── SOURCE INFORMATION ──

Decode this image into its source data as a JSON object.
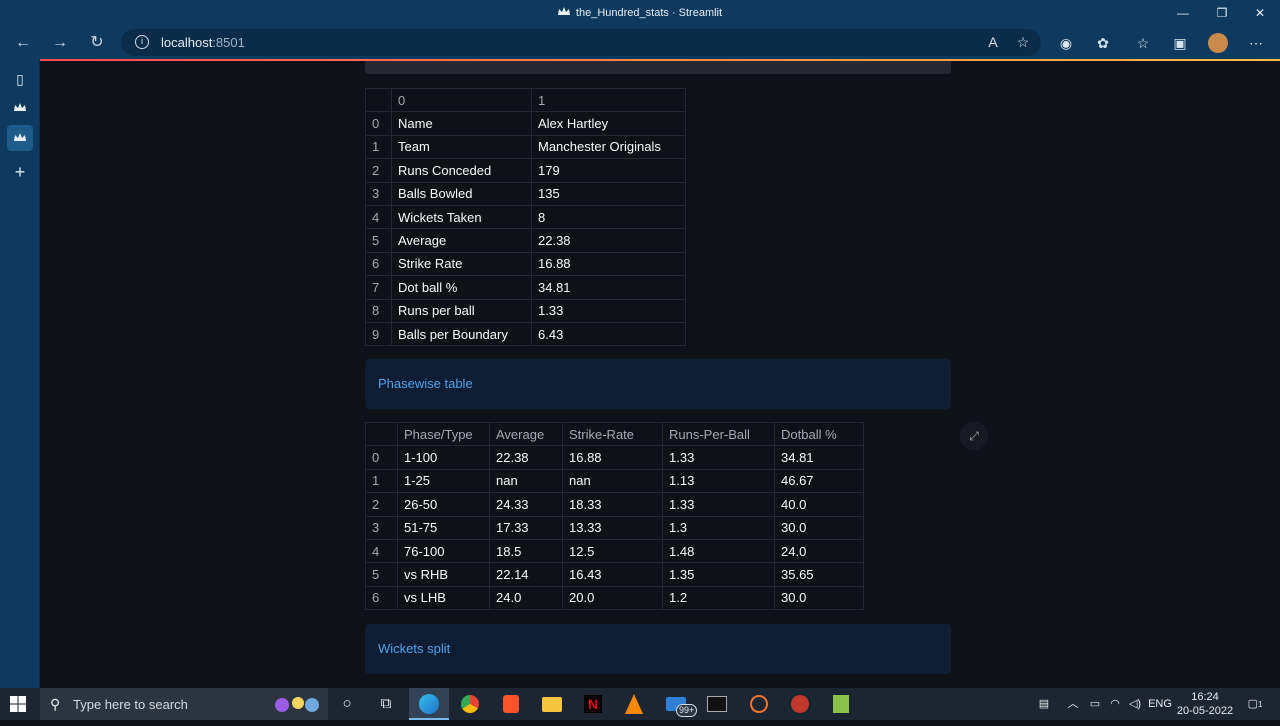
{
  "window": {
    "title": "the_Hundred_stats · Streamlit",
    "minimize": "—",
    "restore": "❐",
    "close": "✕"
  },
  "browser": {
    "url_host": "localhost",
    "url_port": ":8501",
    "back_icon": "arrow-left-icon",
    "forward_icon": "arrow-right-icon",
    "refresh_icon": "refresh-icon"
  },
  "stats_table": {
    "headers": [
      "",
      "0",
      "1"
    ],
    "rows": [
      [
        "0",
        "Name",
        "Alex Hartley"
      ],
      [
        "1",
        "Team",
        "Manchester Originals"
      ],
      [
        "2",
        "Runs Conceded",
        "179"
      ],
      [
        "3",
        "Balls Bowled",
        "135"
      ],
      [
        "4",
        "Wickets Taken",
        "8"
      ],
      [
        "5",
        "Average",
        "22.38"
      ],
      [
        "6",
        "Strike Rate",
        "16.88"
      ],
      [
        "7",
        "Dot ball %",
        "34.81"
      ],
      [
        "8",
        "Runs per ball",
        "1.33"
      ],
      [
        "9",
        "Balls per Boundary",
        "6.43"
      ]
    ]
  },
  "phasewise_expander": {
    "label": "Phasewise table"
  },
  "phase_table": {
    "headers": [
      "",
      "Phase/Type",
      "Average",
      "Strike-Rate",
      "Runs-Per-Ball",
      "Dotball %"
    ],
    "rows": [
      [
        "0",
        "1-100",
        "22.38",
        "16.88",
        "1.33",
        "34.81"
      ],
      [
        "1",
        "1-25",
        "nan",
        "nan",
        "1.13",
        "46.67"
      ],
      [
        "2",
        "26-50",
        "24.33",
        "18.33",
        "1.33",
        "40.0"
      ],
      [
        "3",
        "51-75",
        "17.33",
        "13.33",
        "1.3",
        "30.0"
      ],
      [
        "4",
        "76-100",
        "18.5",
        "12.5",
        "1.48",
        "24.0"
      ],
      [
        "5",
        "vs RHB",
        "22.14",
        "16.43",
        "1.35",
        "35.65"
      ],
      [
        "6",
        "vs LHB",
        "24.0",
        "20.0",
        "1.2",
        "30.0"
      ]
    ]
  },
  "wickets_expander": {
    "label": "Wickets split"
  },
  "taskbar": {
    "search_placeholder": "Type here to search",
    "mail_badge": "99+",
    "language": "ENG",
    "time": "16:24",
    "date": "20-05-2022",
    "notification_count": "1"
  },
  "colors": {
    "accent_red": "#ff4b4b",
    "accent_yellow": "#ffbd45",
    "link_blue": "#4aa3f0",
    "background": "#0e1117"
  }
}
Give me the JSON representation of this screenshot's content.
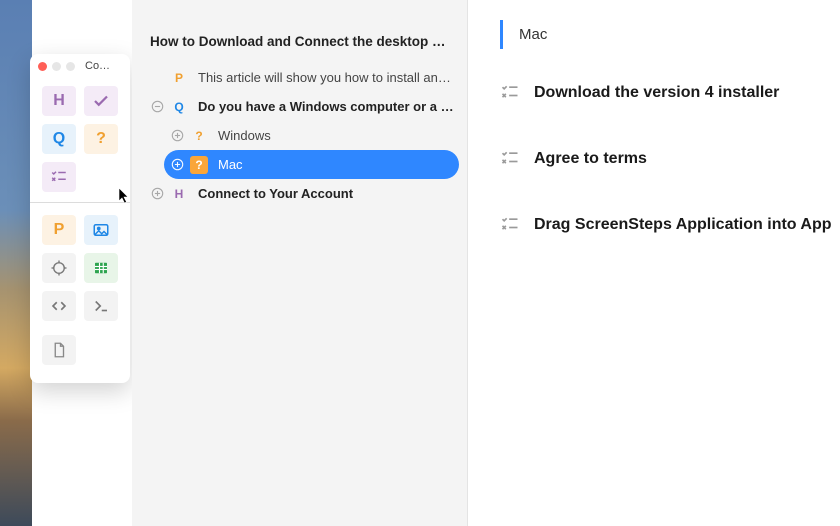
{
  "palette": {
    "title": "Co…",
    "tools_top": [
      {
        "key": "h",
        "label": "H"
      },
      {
        "key": "check",
        "label": "✓"
      },
      {
        "key": "q",
        "label": "Q"
      },
      {
        "key": "qmark",
        "label": "?"
      },
      {
        "key": "list",
        "label": ""
      }
    ],
    "tools_bottom": [
      {
        "key": "p",
        "label": "P"
      },
      {
        "key": "img",
        "label": ""
      },
      {
        "key": "target",
        "label": ""
      },
      {
        "key": "grid",
        "label": ""
      },
      {
        "key": "code",
        "label": ""
      },
      {
        "key": "term",
        "label": ""
      },
      {
        "key": "file",
        "label": ""
      }
    ]
  },
  "outline": {
    "title": "How to Download and Connect the desktop sof…",
    "items": [
      {
        "depth": 0,
        "badge": "P",
        "badge_color": "#f0a030",
        "label": "This article will show you how to install and co…",
        "bold": false,
        "selected": false,
        "expander": ""
      },
      {
        "depth": 0,
        "badge": "Q",
        "badge_color": "#1f87e6",
        "label": "Do you have a Windows computer or a M…",
        "bold": true,
        "selected": false,
        "expander": "minus"
      },
      {
        "depth": 1,
        "badge": "?",
        "badge_color": "#f0a030",
        "label": "Windows",
        "bold": false,
        "selected": false,
        "expander": "plus"
      },
      {
        "depth": 1,
        "badge": "?",
        "badge_color": "#f0a030",
        "label": "Mac",
        "bold": false,
        "selected": true,
        "expander": "plus"
      },
      {
        "depth": 0,
        "badge": "H",
        "badge_color": "#9a6ab0",
        "label": "Connect to Your Account",
        "bold": true,
        "selected": false,
        "expander": "plus"
      }
    ]
  },
  "content": {
    "header": "Mac",
    "steps": [
      {
        "title": "Download  the version 4 installer"
      },
      {
        "title": "Agree to terms"
      },
      {
        "title": "Drag ScreenSteps Application into App"
      }
    ]
  }
}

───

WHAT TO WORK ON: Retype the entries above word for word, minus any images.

EXPECTED OUTPUT:
Decode this image into its source data as a JSON object.
{
  "window": {
    "title": "the_Hundred_stats · Streamlit",
    "minimize": "—",
    "restore": "❐",
    "close": "✕"
  },
  "browser": {
    "url_host": "localhost",
    "url_port": ":8501",
    "back_icon": "arrow-left-icon",
    "forward_icon": "arrow-right-icon",
    "refresh_icon": "refresh-icon"
  },
  "stats_table": {
    "headers": [
      "",
      "0",
      "1"
    ],
    "rows": [
      [
        "0",
        "Name",
        "Alex Hartley"
      ],
      [
        "1",
        "Team",
        "Manchester Originals"
      ],
      [
        "2",
        "Runs Conceded",
        "179"
      ],
      [
        "3",
        "Balls Bowled",
        "135"
      ],
      [
        "4",
        "Wickets Taken",
        "8"
      ],
      [
        "5",
        "Average",
        "22.38"
      ],
      [
        "6",
        "Strike Rate",
        "16.88"
      ],
      [
        "7",
        "Dot ball %",
        "34.81"
      ],
      [
        "8",
        "Runs per ball",
        "1.33"
      ],
      [
        "9",
        "Balls per Boundary",
        "6.43"
      ]
    ]
  },
  "phasewise_expander": {
    "label": "Phasewise table"
  },
  "phase_table": {
    "headers": [
      "",
      "Phase/Type",
      "Average",
      "Strike-Rate",
      "Runs-Per-Ball",
      "Dotball %"
    ],
    "rows": [
      [
        "0",
        "1-100",
        "22.38",
        "16.88",
        "1.33",
        "34.81"
      ],
      [
        "1",
        "1-25",
        "nan",
        "nan",
        "1.13",
        "46.67"
      ],
      [
        "2",
        "26-50",
        "24.33",
        "18.33",
        "1.33",
        "40.0"
      ],
      [
        "3",
        "51-75",
        "17.33",
        "13.33",
        "1.3",
        "30.0"
      ],
      [
        "4",
        "76-100",
        "18.5",
        "12.5",
        "1.48",
        "24.0"
      ],
      [
        "5",
        "vs RHB",
        "22.14",
        "16.43",
        "1.35",
        "35.65"
      ],
      [
        "6",
        "vs LHB",
        "24.0",
        "20.0",
        "1.2",
        "30.0"
      ]
    ]
  },
  "wickets_expander": {
    "label": "Wickets split"
  },
  "taskbar": {
    "search_placeholder": "Type here to search",
    "mail_badge": "99+",
    "language": "ENG",
    "time": "16:24",
    "date": "20-05-2022",
    "notification_count": "1"
  },
  "colors": {
    "accent_red": "#ff4b4b",
    "accent_yellow": "#ffbd45",
    "link_blue": "#4aa3f0",
    "background": "#0e1117"
  }
}
Give me the JSON representation of this screenshot's content.
{
  "palette": {
    "title": "Co…",
    "tools_top": [
      {
        "key": "h",
        "label": "H"
      },
      {
        "key": "check",
        "label": "✓"
      },
      {
        "key": "q",
        "label": "Q"
      },
      {
        "key": "qmark",
        "label": "?"
      },
      {
        "key": "list",
        "label": ""
      }
    ],
    "tools_bottom": [
      {
        "key": "p",
        "label": "P"
      },
      {
        "key": "img",
        "label": ""
      },
      {
        "key": "target",
        "label": ""
      },
      {
        "key": "grid",
        "label": ""
      },
      {
        "key": "code",
        "label": ""
      },
      {
        "key": "term",
        "label": ""
      },
      {
        "key": "file",
        "label": ""
      }
    ]
  },
  "outline": {
    "title": "How to Download and Connect the desktop sof…",
    "items": [
      {
        "depth": 0,
        "badge": "P",
        "badge_color": "#f0a030",
        "label": "This article will show you how to install and co…",
        "bold": false,
        "selected": false,
        "expander": ""
      },
      {
        "depth": 0,
        "badge": "Q",
        "badge_color": "#1f87e6",
        "label": "Do you have a Windows computer or a M…",
        "bold": true,
        "selected": false,
        "expander": "minus"
      },
      {
        "depth": 1,
        "badge": "?",
        "badge_color": "#f0a030",
        "label": "Windows",
        "bold": false,
        "selected": false,
        "expander": "plus"
      },
      {
        "depth": 1,
        "badge": "?",
        "badge_color": "#f0a030",
        "label": "Mac",
        "bold": false,
        "selected": true,
        "expander": "plus"
      },
      {
        "depth": 0,
        "badge": "H",
        "badge_color": "#9a6ab0",
        "label": "Connect to Your Account",
        "bold": true,
        "selected": false,
        "expander": "plus"
      }
    ]
  },
  "content": {
    "header": "Mac",
    "steps": [
      {
        "title": "Download  the version 4 installer"
      },
      {
        "title": "Agree to terms"
      },
      {
        "title": "Drag ScreenSteps Application into App"
      }
    ]
  }
}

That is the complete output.